What you have to do:
If a line of the material contains "biti", copy it.

::: Data to process :::

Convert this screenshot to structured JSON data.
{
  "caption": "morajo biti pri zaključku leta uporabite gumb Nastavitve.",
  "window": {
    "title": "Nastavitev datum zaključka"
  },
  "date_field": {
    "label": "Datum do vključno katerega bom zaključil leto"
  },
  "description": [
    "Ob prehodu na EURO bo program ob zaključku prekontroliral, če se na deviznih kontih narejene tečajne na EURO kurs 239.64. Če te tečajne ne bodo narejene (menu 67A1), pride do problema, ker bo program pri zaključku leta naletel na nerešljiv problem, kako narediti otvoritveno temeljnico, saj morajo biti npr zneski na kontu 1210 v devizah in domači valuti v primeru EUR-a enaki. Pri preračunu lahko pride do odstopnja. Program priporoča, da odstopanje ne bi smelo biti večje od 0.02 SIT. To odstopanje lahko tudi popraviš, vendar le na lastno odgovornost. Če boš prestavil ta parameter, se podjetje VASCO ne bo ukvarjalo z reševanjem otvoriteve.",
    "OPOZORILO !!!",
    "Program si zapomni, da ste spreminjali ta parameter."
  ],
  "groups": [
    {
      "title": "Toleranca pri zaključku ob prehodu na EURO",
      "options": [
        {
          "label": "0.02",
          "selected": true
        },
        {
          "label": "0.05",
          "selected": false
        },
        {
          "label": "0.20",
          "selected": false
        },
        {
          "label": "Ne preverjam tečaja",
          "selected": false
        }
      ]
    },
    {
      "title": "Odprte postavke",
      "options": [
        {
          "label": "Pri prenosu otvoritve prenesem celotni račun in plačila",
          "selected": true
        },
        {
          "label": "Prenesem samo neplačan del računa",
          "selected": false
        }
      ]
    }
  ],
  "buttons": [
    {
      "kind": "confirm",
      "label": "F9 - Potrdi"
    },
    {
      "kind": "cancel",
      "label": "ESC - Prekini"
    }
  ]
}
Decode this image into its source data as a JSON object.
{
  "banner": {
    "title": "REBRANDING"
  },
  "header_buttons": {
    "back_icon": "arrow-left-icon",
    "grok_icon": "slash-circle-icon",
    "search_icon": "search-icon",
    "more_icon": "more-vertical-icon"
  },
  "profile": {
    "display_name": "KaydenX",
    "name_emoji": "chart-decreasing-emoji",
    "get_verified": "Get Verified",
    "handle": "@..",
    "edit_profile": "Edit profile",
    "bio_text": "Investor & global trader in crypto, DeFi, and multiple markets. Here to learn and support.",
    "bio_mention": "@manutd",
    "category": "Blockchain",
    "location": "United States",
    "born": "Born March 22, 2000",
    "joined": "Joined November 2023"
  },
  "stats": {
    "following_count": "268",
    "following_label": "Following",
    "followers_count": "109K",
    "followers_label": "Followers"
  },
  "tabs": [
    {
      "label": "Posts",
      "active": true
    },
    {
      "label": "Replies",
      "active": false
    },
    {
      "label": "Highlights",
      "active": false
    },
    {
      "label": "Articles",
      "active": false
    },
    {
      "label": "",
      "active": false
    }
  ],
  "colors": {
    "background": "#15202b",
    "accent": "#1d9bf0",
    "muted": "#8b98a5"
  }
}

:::

Problem solution:
  "caption": "morajo biti pri zaključku leta uporabite gumb Nastavitve.",
    "Ob prehodu na EURO bo program ob zaključku prekontroliral, če se na deviznih kontih narejene tečajne na EURO kurs 239.64. Če te tečajne ne bodo narejene (menu 67A1), pride do problema, ker bo program pri zaključku leta naletel na nerešljiv problem, kako narediti otvoritveno temeljnico, saj morajo biti npr zneski na kontu 1210 v devizah in domači valuti v primeru EUR-a enaki. Pri preračunu lahko pride do odstopnja. Program priporoča, da odstopanje ne bi smelo biti večje od 0.02 SIT. To odstopanje lahko tudi popraviš, vendar le na lastno odgovornost. Če boš prestavil ta parameter, se podjetje VASCO ne bo ukvarjalo z reševanjem otvoriteve.",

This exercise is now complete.